*** Block opens ***

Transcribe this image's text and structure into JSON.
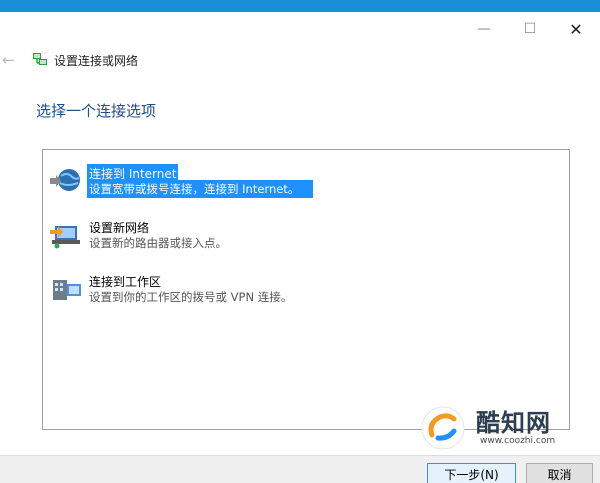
{
  "window": {
    "title": "设置连接或网络",
    "minimize_glyph": "—",
    "maximize_glyph": "☐",
    "close_glyph": "✕",
    "back_glyph": "←"
  },
  "page": {
    "heading": "选择一个连接选项"
  },
  "options": [
    {
      "title": "连接到 Internet",
      "desc": "设置宽带或拨号连接，连接到 Internet。",
      "icon": "globe-icon",
      "selected": true
    },
    {
      "title": "设置新网络",
      "desc": "设置新的路由器或接入点。",
      "icon": "router-icon",
      "selected": false
    },
    {
      "title": "连接到工作区",
      "desc": "设置到你的工作区的拨号或 VPN 连接。",
      "icon": "workplace-icon",
      "selected": false
    }
  ],
  "footer": {
    "next_label": "下一步(N)",
    "cancel_label": "取消"
  },
  "watermark": {
    "brand": "酷知网",
    "url": "www.coozhi.com"
  },
  "colors": {
    "accent": "#1e90ff",
    "heading": "#1f4e8c",
    "frame": "#1a8fd8"
  }
}
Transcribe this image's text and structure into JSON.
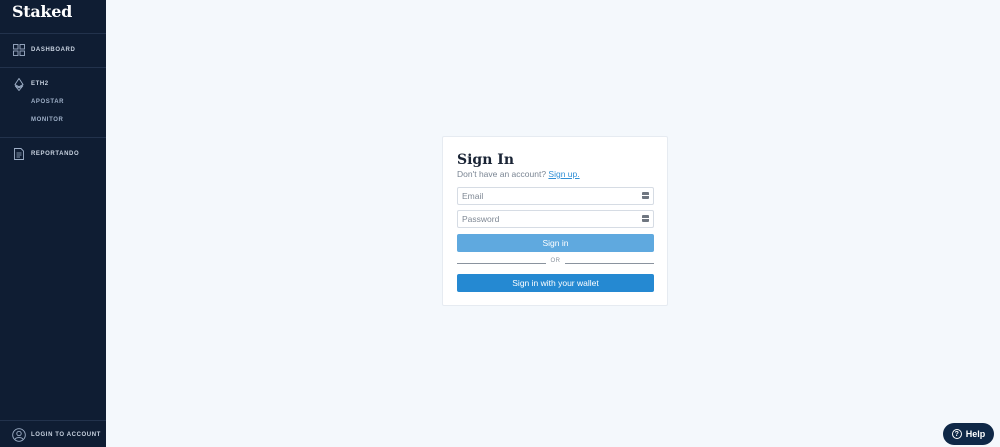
{
  "sidebar": {
    "logo": "Staked",
    "items": [
      {
        "label": "DASHBOARD",
        "icon": "grid-icon"
      },
      {
        "label": "ETH2",
        "icon": "ethereum-icon"
      },
      {
        "label": "APOSTAR",
        "icon": ""
      },
      {
        "label": "MONITOR",
        "icon": ""
      },
      {
        "label": "REPORTANDO",
        "icon": "document-icon"
      }
    ],
    "account": {
      "label": "LOGIN TO ACCOUNT",
      "icon": "user-circle-icon"
    }
  },
  "signin": {
    "title": "Sign In",
    "no_account_text": "Don't have an account?",
    "signup_link": "Sign up.",
    "email_placeholder": "Email",
    "password_placeholder": "Password",
    "signin_button": "Sign in",
    "or_text": "OR",
    "wallet_button": "Sign in with your wallet"
  },
  "help": {
    "label": "Help"
  },
  "colors": {
    "sidebar_bg": "#0f1d33",
    "page_bg": "#f4f8fc",
    "signin_button": "#5fa9df",
    "wallet_button": "#2589d2",
    "link": "#2f8fd6",
    "help_bg": "#0f2847"
  }
}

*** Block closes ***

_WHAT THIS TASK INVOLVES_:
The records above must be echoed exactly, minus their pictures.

_RESPONSE TO THE TASK_:
Transcribe this image's text and structure into JSON.
{
  "window": {
    "title": "设置连接或网络",
    "minimize_glyph": "—",
    "maximize_glyph": "☐",
    "close_glyph": "✕",
    "back_glyph": "←"
  },
  "page": {
    "heading": "选择一个连接选项"
  },
  "options": [
    {
      "title": "连接到 Internet",
      "desc": "设置宽带或拨号连接，连接到 Internet。",
      "icon": "globe-icon",
      "selected": true
    },
    {
      "title": "设置新网络",
      "desc": "设置新的路由器或接入点。",
      "icon": "router-icon",
      "selected": false
    },
    {
      "title": "连接到工作区",
      "desc": "设置到你的工作区的拨号或 VPN 连接。",
      "icon": "workplace-icon",
      "selected": false
    }
  ],
  "footer": {
    "next_label": "下一步(N)",
    "cancel_label": "取消"
  },
  "watermark": {
    "brand": "酷知网",
    "url": "www.coozhi.com"
  },
  "colors": {
    "accent": "#1e90ff",
    "heading": "#1f4e8c",
    "frame": "#1a8fd8"
  }
}
Transcribe this image's text and structure into JSON.
{
  "sidebar": {
    "logo": "Staked",
    "items": [
      {
        "label": "DASHBOARD",
        "icon": "grid-icon"
      },
      {
        "label": "ETH2",
        "icon": "ethereum-icon"
      },
      {
        "label": "APOSTAR",
        "icon": ""
      },
      {
        "label": "MONITOR",
        "icon": ""
      },
      {
        "label": "REPORTANDO",
        "icon": "document-icon"
      }
    ],
    "account": {
      "label": "LOGIN TO ACCOUNT",
      "icon": "user-circle-icon"
    }
  },
  "signin": {
    "title": "Sign In",
    "no_account_text": "Don't have an account?",
    "signup_link": "Sign up.",
    "email_placeholder": "Email",
    "password_placeholder": "Password",
    "signin_button": "Sign in",
    "or_text": "OR",
    "wallet_button": "Sign in with your wallet"
  },
  "help": {
    "label": "Help"
  },
  "colors": {
    "sidebar_bg": "#0f1d33",
    "page_bg": "#f4f8fc",
    "signin_button": "#5fa9df",
    "wallet_button": "#2589d2",
    "link": "#2f8fd6",
    "help_bg": "#0f2847"
  }
}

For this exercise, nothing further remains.